Another thing I would like to discuss is sort of branching off from the child stage, but the fact that Bishop had to go through years of studying and passing an exam that only one out of a thousand people pass is sort of parallel with high school students and college. With Kimon being so selective, it reminded me of how universities are so selective today as compared to even a few years ago. This also relates back to Illich’s essay with following what the system wants you to do, and being forced into a pattern of 12+ years of schooling just to reach the bare minimum, and now 12 years isn’t even enough.
One last major thing I found interesting was the differences in cultures between Kimon and Earth. From the differences in schooling and behaviors within the cultures, Kimon has a much more sophisticated atmosphere and Earth is portrayed as an unorganized mess that doesn’t really have a strong diplomatic standing within the “galaxy”. When reading this section of the essay, it reminded me of how different US cultures and Asian cultures are. In Japan, children start in school much earlier and start with harder material, which is why Asian children grow up to be much smarter and are more able to innovate in the technological world. A majority of American children, and the number is growing, are starting to think that they can do less and less and still do well in the world, which is wrong. It is so important to work hard because that will give you the work ethic and the motivation to be successful when you are older.

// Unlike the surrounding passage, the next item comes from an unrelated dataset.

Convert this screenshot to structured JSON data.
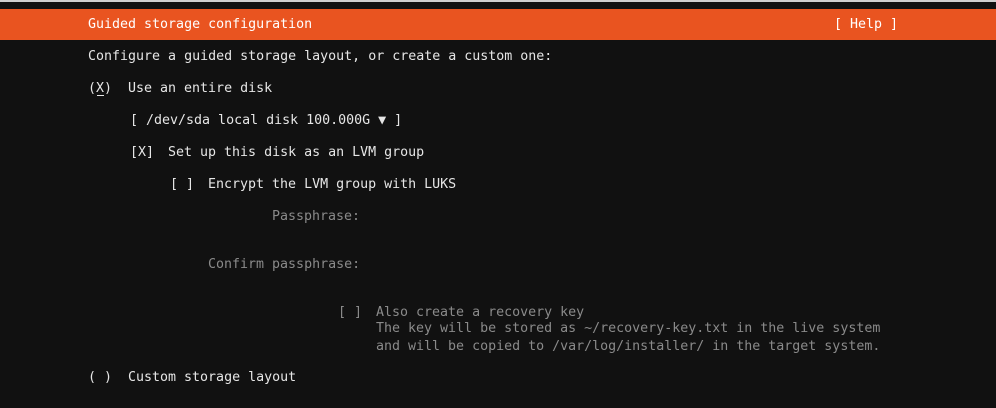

I felt that this essay could have gone in a lot of directions, but these things are what stood out to me; let me know what you think!